--- Work request ---
Check every line of the listing below for "updater", and report how many lines have it, as a number with nothing more.

--- Input for this task ---
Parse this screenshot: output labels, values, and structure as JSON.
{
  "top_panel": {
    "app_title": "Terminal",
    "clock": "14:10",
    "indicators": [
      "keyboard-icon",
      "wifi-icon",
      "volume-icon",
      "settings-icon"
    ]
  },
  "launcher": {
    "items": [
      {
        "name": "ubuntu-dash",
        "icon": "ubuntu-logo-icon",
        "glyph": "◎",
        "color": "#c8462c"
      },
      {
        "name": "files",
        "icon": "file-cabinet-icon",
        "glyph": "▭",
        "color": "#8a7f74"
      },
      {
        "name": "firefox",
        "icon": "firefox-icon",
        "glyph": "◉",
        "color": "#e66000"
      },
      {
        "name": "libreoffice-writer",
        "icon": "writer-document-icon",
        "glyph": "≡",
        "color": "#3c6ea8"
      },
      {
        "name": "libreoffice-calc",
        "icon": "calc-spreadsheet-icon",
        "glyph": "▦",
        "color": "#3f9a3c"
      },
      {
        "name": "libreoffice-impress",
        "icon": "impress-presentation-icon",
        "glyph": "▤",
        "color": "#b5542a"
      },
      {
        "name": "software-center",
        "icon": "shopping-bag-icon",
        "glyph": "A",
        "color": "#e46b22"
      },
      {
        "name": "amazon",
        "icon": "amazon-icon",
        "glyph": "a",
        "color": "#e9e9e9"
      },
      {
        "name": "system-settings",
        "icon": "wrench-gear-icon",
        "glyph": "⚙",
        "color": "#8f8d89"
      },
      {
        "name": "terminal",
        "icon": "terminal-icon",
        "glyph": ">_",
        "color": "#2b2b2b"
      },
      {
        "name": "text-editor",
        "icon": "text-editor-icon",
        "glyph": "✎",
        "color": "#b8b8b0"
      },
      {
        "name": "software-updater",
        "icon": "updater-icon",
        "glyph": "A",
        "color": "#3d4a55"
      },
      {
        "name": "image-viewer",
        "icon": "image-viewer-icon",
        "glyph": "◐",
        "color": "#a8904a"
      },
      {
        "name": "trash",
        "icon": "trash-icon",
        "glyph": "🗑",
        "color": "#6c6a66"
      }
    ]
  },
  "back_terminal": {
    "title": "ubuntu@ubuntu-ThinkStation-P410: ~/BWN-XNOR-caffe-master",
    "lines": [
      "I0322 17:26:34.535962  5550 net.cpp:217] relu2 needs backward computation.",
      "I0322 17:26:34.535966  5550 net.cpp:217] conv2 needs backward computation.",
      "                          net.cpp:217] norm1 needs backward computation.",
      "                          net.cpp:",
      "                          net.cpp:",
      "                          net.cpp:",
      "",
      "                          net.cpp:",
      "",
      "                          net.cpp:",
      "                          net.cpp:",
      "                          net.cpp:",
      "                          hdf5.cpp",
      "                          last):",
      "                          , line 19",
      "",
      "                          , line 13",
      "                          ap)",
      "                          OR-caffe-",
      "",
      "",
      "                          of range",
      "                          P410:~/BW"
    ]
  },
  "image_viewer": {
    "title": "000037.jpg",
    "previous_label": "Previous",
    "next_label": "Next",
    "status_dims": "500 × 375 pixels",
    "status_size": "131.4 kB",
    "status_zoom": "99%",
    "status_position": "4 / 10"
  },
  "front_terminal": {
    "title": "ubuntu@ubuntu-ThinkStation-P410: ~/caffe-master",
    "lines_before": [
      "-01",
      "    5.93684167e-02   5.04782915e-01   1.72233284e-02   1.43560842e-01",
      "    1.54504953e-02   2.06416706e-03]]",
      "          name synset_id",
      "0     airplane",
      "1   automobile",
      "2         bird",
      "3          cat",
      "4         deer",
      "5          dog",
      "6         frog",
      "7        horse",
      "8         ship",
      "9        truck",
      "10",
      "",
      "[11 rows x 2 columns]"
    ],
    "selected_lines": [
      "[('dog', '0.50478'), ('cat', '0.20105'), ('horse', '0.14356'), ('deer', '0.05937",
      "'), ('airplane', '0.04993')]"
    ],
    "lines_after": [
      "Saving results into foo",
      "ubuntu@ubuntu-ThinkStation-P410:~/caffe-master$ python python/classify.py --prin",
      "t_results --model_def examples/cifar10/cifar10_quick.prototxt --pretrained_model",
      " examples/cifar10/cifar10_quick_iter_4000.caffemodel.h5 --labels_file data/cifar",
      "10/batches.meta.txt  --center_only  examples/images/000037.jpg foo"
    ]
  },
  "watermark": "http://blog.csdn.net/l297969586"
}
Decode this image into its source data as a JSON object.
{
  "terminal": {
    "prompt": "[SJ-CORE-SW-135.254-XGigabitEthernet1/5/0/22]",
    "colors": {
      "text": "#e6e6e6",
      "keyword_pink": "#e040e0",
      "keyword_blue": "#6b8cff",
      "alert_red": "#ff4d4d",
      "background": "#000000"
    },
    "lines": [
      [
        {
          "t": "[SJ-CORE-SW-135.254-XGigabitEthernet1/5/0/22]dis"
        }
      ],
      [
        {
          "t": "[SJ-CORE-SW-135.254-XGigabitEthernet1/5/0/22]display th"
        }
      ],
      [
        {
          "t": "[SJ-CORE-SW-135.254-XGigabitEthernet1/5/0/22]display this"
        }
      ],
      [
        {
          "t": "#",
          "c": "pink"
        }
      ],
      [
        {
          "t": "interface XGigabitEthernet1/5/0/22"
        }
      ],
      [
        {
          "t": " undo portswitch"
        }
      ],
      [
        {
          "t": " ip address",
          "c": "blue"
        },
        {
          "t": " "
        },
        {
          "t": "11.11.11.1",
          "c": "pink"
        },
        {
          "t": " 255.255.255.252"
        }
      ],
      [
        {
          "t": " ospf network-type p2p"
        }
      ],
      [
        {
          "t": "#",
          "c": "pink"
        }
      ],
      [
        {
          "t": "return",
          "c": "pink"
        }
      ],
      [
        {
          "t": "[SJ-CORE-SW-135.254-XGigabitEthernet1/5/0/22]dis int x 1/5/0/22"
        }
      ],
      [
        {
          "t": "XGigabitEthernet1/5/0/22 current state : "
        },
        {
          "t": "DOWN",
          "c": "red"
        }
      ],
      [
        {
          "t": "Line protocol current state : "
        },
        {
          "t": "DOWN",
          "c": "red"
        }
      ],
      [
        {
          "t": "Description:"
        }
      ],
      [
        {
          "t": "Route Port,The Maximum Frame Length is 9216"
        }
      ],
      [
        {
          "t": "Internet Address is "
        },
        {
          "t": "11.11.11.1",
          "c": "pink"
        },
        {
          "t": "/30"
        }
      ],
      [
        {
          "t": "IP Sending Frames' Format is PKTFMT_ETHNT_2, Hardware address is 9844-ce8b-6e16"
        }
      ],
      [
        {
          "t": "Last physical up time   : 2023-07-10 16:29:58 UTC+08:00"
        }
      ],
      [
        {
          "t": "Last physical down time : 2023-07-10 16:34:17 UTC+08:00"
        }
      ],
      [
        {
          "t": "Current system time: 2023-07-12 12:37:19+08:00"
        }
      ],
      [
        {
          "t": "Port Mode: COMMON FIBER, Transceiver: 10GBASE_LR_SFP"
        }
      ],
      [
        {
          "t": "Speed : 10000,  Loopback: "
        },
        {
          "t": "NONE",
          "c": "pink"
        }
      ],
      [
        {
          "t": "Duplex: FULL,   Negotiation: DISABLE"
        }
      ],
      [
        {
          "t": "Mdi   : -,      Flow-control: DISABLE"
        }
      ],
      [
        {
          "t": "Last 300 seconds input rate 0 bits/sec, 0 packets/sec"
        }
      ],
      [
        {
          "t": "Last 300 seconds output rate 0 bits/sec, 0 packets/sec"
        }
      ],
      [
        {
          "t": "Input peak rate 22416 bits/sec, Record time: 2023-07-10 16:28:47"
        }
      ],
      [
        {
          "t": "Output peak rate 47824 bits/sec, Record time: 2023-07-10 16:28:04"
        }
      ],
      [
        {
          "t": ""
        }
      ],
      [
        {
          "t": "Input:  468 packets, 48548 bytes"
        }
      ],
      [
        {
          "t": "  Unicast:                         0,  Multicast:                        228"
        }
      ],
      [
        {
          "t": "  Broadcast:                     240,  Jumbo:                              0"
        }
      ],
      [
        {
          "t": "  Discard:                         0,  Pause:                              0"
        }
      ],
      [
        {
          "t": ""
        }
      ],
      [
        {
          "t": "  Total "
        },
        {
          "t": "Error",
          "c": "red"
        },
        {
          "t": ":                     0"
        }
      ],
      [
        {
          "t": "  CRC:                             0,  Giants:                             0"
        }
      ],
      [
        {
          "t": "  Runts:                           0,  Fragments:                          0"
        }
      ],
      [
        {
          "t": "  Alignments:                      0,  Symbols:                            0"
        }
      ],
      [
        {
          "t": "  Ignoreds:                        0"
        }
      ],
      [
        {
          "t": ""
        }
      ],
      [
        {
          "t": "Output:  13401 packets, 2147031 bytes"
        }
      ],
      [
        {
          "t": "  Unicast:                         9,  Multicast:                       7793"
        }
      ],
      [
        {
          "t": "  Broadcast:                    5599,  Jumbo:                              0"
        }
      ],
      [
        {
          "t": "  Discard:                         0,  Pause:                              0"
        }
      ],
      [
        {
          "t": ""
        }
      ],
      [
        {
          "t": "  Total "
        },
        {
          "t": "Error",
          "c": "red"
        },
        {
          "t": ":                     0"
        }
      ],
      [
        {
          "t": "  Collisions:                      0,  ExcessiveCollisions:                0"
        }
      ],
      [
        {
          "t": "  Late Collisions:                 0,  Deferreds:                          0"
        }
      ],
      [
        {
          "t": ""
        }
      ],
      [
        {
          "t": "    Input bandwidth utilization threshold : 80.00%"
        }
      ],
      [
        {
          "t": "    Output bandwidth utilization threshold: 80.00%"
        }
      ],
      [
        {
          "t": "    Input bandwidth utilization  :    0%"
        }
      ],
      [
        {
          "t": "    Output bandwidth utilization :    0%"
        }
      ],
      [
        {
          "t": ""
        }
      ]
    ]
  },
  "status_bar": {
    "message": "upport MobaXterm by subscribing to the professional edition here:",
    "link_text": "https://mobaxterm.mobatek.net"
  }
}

--- Solution to this exercise ---
2